# Assignment:
Where does the word "JSON" appear in the entries below? Copy each line that holds it.
= Beginning of Section =
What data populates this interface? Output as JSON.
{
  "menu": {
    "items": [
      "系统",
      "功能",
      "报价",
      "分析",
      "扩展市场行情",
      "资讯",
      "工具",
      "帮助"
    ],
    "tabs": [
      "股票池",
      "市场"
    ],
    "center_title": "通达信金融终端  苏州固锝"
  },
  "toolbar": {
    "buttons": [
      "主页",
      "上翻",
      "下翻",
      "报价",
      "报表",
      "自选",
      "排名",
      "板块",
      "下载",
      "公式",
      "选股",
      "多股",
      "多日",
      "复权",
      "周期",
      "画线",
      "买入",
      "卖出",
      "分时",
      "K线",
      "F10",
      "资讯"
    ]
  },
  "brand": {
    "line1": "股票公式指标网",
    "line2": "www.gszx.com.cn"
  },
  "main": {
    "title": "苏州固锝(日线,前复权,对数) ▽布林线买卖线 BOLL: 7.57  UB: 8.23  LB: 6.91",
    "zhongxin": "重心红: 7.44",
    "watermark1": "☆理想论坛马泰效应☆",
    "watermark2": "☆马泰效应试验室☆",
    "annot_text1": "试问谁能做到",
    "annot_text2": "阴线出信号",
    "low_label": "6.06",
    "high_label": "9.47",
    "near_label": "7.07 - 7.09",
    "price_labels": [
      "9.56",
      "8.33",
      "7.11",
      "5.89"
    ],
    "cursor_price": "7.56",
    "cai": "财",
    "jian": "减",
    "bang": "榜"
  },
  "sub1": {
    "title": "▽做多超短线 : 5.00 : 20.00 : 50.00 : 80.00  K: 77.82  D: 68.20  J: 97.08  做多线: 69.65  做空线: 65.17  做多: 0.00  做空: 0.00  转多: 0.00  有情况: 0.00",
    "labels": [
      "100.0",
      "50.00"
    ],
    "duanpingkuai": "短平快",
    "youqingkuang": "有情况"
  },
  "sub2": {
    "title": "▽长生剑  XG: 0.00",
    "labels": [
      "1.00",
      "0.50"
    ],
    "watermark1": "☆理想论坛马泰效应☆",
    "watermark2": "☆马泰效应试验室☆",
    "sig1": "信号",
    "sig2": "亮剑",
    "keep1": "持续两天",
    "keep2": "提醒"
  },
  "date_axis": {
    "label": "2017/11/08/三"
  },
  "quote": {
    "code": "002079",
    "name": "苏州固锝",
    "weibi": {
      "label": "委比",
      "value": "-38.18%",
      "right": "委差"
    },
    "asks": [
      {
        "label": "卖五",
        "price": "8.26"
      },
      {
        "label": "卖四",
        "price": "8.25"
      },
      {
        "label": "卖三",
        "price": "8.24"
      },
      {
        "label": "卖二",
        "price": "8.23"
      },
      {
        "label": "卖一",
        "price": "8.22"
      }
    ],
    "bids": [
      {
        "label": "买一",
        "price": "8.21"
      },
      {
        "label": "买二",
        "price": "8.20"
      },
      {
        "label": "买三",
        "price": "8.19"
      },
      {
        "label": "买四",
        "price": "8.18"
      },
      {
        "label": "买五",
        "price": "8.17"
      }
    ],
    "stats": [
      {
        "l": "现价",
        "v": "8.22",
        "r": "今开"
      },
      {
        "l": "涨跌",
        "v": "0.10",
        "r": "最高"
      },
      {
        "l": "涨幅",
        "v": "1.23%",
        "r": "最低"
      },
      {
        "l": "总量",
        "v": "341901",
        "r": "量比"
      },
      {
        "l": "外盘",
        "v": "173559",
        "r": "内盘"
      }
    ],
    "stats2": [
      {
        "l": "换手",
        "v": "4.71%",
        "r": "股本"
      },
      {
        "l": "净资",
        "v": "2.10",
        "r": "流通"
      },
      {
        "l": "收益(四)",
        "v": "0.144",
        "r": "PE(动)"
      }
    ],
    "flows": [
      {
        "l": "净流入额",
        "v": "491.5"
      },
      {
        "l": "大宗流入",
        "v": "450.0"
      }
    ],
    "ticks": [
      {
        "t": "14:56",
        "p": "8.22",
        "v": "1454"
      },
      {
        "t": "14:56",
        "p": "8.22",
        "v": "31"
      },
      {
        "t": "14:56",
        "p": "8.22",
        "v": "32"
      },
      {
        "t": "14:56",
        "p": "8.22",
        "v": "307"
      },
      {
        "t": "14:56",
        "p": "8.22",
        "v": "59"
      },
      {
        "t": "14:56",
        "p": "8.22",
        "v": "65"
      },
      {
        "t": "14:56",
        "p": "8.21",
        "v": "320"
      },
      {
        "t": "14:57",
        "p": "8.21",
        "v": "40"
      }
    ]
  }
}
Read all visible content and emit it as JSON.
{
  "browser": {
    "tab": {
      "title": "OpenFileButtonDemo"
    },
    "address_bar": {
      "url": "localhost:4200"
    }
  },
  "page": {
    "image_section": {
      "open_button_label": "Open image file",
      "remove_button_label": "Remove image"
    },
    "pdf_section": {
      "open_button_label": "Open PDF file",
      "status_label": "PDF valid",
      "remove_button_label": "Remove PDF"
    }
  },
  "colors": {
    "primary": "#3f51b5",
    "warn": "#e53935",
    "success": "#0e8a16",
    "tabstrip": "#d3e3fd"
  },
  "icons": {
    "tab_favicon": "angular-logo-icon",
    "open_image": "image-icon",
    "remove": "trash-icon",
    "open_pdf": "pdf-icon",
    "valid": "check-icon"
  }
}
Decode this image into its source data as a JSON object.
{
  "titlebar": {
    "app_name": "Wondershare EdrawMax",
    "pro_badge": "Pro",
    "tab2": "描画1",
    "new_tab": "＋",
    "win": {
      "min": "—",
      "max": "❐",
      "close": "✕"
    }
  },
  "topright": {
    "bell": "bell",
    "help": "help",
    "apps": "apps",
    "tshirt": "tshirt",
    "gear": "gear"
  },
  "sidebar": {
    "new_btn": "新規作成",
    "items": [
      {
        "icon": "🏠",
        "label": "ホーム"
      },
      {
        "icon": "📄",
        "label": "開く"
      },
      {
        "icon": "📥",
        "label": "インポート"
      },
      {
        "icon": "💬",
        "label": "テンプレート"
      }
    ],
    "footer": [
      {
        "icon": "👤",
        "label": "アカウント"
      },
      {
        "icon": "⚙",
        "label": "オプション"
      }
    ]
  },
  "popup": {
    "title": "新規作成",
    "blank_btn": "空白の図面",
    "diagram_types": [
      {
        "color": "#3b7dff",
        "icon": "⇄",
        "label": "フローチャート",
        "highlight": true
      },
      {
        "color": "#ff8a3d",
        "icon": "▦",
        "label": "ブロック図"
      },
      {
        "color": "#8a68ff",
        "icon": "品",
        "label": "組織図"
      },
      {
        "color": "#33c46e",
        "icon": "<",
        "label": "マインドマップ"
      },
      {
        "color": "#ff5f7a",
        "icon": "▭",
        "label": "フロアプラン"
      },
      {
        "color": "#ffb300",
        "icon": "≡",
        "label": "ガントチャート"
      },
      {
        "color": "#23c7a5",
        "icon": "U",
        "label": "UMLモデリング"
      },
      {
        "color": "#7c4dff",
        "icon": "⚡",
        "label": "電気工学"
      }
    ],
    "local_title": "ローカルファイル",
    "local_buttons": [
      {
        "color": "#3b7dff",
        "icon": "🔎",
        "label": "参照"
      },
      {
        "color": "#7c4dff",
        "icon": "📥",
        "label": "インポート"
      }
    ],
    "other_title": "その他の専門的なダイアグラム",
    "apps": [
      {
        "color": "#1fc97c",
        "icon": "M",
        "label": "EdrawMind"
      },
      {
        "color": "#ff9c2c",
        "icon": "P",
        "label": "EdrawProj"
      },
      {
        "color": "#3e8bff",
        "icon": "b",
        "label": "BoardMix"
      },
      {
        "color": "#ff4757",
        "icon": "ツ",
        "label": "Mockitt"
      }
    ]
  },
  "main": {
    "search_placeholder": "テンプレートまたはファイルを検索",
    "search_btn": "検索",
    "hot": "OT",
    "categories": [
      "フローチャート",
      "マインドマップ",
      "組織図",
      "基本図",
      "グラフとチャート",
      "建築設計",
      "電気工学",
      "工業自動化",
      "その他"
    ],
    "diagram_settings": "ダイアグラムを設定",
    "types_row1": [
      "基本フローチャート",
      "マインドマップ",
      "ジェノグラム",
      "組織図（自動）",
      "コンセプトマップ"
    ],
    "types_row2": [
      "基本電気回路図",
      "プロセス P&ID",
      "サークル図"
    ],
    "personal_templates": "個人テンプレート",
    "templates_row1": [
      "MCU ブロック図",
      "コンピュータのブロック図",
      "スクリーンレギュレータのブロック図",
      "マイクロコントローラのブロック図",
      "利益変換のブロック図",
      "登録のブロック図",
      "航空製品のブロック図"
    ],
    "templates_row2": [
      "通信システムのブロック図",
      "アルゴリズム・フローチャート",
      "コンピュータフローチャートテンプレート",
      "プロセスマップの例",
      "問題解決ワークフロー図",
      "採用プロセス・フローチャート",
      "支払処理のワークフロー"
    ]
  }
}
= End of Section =
# Response to the exercise:
What data populates this interface? Output as JSON.
Read all visible content and emit it as JSON.
Decode this image into its source data as a JSON object.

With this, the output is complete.